Archive for June, 2014

With all the choices of methods you have for business valuation the question is: which of the methods is the most accurate. In truth, the accuracy of your business appraisal depends mostly on your specific situation and the set of assumptions you make.

In fact, the selection of business methods varies on the case by case basis. As an example, let’s say you are valuing a restaurant. These types of businesses are plentiful and often sell. As a result, there are enough comparable business sales to check against. So valuing an established restaurant based on market comparables makes sense.

But what if you are valuing a technology company that is a pioneer in the industry? Chances are there are few if any companies that offer the same or even similar set of products or services. Businesses in such an emerging market segment do not sell often until they prove themselves and become well established. Here the market comparables may not exist. You are likely to fall back on the income or asset based business valuation methods.

Still other companies may be unique in some ways compared to their competitors. A company that has established itself as a leader in its market over a long period of time may have considerable customer following. The issue of business goodwill may become very important in such a case. To handle the valuation properly, you could choose the capitalized excess earnings valuation method to calculate the value of business goodwill.

Some businesses distinguish themselves by being cash cows. They produce very stable earnings year after year. Capitalization of income valuation methods are likely to produce very accurate results when valuing such companies.

How about a start-up? A young company may be full of promise but has yet to show its true colors when it comes to winning a large customer base and turning a profit. Its value may be tied up in its long-term potential. Forecasting future business earnings, estimating the risk and coming up with an accurate idea of business value may lead you to a different choice like the discounted cash flow method.

As you can see, accuracy of any business valuation method depends on what you are valuing. Consider what the company has to offer, what its value creating potential is, and how it sets itself apart from the competition. Make the right assumptions, such as a well thought out earnings forecast and risk assessment, and the methods you choose will likely produce an accurate, defensible result.

See a Set of Valuation Methods

Take a look at how the various business valuation methods work:

See Example »

The discounted cash flow method is perhaps the most versatile valuation method under the income approach. Professional business appraisers, venture capitalists, bankers and entrepreneurs use this method to value all kinds of businesses and professional practices. Just about any business with a solid expectation of future earnings can be valued by this powerful technique. You can use this valuation for a business of any size in any industry.

The method calculates the so-called present value of future cash flows that are projected over a finite period of time. But business people and investors can envision what the company is likely to do only so far into the future. Beyond a certain point uncertainty reigns.

To handle this common situation, the discounted cash flow method uses an additional calculation. This is often referred to as the terminal value. The idea is that after the yearly earnings forecast is discounted, the company still has some residual value if the goal is to keep running the business. The terminal value uses the capitalizing calculation, dividing the last projected business earnings by the cap rate.

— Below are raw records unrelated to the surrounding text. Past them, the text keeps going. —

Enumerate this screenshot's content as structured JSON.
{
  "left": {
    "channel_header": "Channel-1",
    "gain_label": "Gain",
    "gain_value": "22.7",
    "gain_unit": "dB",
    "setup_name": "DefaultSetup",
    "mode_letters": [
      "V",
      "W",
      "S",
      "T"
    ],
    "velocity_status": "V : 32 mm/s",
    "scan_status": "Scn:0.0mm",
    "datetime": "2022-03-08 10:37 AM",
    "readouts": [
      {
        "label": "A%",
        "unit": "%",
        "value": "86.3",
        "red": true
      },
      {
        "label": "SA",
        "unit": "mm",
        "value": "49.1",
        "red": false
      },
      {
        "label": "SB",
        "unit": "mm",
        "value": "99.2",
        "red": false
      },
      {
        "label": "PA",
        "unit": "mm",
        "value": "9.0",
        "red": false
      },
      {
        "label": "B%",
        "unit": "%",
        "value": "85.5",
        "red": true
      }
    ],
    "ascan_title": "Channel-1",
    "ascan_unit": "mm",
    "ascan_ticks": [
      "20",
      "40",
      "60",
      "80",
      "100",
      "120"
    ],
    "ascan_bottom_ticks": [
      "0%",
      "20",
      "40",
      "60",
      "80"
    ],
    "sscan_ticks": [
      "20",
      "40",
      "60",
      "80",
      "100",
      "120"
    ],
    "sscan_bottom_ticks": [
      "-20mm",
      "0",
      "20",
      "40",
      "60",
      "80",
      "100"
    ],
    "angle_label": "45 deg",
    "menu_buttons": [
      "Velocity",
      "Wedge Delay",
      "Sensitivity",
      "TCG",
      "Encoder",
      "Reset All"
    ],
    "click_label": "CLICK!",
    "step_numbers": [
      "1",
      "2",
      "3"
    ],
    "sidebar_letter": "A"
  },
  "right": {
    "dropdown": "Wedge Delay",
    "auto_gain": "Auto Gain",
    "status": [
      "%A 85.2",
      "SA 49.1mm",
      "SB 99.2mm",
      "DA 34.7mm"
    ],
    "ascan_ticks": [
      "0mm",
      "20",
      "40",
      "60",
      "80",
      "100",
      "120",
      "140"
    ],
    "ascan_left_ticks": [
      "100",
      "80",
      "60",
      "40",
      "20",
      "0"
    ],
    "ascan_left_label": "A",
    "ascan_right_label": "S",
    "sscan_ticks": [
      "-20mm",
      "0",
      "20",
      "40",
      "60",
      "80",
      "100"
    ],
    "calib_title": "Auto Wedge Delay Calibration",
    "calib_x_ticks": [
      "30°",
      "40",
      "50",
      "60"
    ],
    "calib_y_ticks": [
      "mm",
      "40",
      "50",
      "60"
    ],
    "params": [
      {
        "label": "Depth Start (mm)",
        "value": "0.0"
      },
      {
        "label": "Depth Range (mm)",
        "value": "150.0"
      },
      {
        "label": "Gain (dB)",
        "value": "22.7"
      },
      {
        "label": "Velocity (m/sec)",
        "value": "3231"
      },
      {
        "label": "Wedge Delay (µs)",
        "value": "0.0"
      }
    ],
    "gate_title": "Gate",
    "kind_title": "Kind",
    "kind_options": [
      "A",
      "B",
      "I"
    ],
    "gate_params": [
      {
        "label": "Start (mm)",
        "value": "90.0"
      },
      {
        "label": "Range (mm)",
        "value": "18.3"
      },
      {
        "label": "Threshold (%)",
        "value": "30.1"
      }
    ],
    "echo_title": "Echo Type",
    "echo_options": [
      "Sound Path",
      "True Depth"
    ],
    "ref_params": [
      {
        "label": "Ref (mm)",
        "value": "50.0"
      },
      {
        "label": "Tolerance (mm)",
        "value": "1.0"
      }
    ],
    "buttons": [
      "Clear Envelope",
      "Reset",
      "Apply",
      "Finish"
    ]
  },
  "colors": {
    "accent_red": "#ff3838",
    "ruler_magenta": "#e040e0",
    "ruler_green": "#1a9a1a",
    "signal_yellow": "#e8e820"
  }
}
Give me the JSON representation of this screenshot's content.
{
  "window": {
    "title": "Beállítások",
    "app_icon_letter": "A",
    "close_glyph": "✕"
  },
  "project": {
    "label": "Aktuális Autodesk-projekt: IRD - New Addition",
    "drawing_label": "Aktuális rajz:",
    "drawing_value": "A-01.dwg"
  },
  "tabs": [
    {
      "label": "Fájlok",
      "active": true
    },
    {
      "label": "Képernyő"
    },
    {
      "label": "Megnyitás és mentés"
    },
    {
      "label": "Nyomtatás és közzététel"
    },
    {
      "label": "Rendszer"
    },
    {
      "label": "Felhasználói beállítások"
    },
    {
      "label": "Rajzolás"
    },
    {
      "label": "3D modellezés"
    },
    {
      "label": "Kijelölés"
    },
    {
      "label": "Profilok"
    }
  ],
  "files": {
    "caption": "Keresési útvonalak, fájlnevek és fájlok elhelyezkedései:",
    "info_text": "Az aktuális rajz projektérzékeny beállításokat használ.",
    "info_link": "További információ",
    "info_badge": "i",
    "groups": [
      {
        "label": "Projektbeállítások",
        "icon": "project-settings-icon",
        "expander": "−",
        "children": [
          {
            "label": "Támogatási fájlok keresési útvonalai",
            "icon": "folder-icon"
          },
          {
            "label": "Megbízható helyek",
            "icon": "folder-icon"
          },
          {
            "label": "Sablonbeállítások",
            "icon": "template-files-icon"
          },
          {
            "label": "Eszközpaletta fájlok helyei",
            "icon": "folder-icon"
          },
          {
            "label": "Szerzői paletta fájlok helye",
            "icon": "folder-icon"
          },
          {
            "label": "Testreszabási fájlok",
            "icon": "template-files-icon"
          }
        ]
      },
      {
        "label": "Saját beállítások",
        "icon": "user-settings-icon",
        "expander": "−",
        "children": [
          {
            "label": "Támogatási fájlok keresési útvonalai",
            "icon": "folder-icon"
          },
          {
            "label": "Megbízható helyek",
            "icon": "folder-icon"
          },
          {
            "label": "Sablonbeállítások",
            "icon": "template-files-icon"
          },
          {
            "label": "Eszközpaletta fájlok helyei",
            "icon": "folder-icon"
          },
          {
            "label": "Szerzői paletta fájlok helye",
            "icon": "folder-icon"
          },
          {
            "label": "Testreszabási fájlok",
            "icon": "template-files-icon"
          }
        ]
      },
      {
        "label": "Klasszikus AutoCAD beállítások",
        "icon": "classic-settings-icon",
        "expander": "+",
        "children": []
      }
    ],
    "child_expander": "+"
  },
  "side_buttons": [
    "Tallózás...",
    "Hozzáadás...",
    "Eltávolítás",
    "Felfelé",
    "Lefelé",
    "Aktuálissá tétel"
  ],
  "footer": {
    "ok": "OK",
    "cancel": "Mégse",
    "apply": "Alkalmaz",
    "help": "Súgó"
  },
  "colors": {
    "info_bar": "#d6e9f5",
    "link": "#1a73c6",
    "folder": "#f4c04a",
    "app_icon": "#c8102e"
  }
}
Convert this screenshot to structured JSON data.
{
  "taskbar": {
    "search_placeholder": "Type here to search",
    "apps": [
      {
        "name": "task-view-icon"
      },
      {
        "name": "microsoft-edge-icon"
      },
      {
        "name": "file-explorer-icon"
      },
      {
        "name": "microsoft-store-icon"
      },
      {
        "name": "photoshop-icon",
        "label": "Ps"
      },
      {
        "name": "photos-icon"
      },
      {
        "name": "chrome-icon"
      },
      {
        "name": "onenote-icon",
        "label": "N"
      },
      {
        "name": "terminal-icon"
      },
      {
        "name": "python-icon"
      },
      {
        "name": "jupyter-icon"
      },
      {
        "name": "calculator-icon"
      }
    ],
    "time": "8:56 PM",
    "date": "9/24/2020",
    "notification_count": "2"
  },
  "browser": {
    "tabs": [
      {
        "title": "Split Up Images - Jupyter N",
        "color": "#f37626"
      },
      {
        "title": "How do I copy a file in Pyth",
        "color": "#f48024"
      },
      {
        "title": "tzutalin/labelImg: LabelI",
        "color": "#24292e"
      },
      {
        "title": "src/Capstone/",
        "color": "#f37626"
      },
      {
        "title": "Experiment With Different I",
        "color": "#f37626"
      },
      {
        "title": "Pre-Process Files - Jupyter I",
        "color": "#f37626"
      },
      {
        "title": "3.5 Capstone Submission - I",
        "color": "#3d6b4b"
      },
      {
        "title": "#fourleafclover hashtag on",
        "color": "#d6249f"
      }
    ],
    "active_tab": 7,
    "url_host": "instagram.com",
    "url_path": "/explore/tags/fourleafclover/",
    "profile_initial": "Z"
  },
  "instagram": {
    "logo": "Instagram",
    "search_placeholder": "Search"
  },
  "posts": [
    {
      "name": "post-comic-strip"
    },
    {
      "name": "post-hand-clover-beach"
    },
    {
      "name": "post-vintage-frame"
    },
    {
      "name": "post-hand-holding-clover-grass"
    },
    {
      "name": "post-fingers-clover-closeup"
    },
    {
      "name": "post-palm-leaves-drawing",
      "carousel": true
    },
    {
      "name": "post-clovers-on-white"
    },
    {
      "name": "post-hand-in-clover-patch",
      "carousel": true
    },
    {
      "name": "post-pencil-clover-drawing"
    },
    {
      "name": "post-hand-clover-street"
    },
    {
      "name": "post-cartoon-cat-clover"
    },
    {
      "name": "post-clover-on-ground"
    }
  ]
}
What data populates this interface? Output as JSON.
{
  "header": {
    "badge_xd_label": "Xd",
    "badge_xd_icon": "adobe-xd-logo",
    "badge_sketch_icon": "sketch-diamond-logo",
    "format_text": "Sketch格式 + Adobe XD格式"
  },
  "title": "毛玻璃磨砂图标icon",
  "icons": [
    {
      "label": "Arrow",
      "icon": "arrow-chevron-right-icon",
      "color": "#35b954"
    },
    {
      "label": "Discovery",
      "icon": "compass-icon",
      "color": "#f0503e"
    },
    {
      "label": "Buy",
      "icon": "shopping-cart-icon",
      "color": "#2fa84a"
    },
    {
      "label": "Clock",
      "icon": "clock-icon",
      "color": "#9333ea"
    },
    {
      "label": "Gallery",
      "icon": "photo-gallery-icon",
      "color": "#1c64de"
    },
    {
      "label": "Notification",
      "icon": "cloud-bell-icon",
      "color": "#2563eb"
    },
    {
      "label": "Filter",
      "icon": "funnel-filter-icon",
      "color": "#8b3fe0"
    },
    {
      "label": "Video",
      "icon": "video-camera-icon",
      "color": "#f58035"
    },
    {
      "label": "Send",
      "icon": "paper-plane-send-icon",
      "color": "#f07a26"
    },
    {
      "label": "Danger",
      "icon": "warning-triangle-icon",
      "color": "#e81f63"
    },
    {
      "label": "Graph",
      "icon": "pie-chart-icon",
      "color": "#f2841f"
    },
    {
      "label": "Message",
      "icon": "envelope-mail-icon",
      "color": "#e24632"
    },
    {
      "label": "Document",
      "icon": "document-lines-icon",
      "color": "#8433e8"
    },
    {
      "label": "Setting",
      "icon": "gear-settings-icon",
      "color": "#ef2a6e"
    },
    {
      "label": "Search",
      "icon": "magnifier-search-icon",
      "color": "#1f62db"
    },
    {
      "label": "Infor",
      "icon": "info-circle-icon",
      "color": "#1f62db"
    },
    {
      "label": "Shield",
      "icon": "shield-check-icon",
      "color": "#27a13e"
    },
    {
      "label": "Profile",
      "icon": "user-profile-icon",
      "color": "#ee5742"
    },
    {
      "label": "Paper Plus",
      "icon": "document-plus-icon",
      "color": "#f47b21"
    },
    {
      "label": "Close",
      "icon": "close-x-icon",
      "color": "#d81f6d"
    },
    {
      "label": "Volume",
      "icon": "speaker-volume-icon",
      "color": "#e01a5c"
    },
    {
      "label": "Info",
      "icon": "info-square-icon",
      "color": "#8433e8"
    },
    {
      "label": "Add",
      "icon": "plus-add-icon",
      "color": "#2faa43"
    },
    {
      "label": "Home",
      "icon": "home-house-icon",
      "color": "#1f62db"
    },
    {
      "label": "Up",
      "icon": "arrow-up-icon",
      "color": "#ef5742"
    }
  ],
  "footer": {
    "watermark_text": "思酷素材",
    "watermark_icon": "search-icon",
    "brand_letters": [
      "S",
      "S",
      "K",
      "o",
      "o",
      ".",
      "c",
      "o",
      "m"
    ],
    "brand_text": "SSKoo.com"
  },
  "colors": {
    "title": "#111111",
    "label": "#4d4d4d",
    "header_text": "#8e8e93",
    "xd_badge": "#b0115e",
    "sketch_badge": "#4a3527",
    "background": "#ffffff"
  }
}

In other words, the discounted cash flow method works like this: first, calculate the present value of future earnings that you can forecast with reasonable accuracy. Next, assume that the business will keep running and its earnings will grow at some constant rate year over year.

In this case, you can use the capitalization calculation to estimate what the terminal or residual value of the business is. Now add the present value of the forecast business earnings and the terminal value, appropriately discounted, and you have the total business value as of today.

Terminal cap rate – the biggest source of mistakes

Pay special attention to the capitalization rate you use. The cap rate is the difference between the discount rate and the expected earnings growth rate over the long term. The key point here is that the earnings growth rate must be sustainable and should not exceed the discount rate. Otherwise the cap rate can become either too small or even negative making the terminal value calculation useless.

To do a sanity check on your earnings growth rate, compare how quickly the earnings grow in your industry sector. Take a look at a few well established competitors to see how well they are doing. Chances are this will reveal what earnings growth rates are sustainable.

Discounted Cash Flow Valuation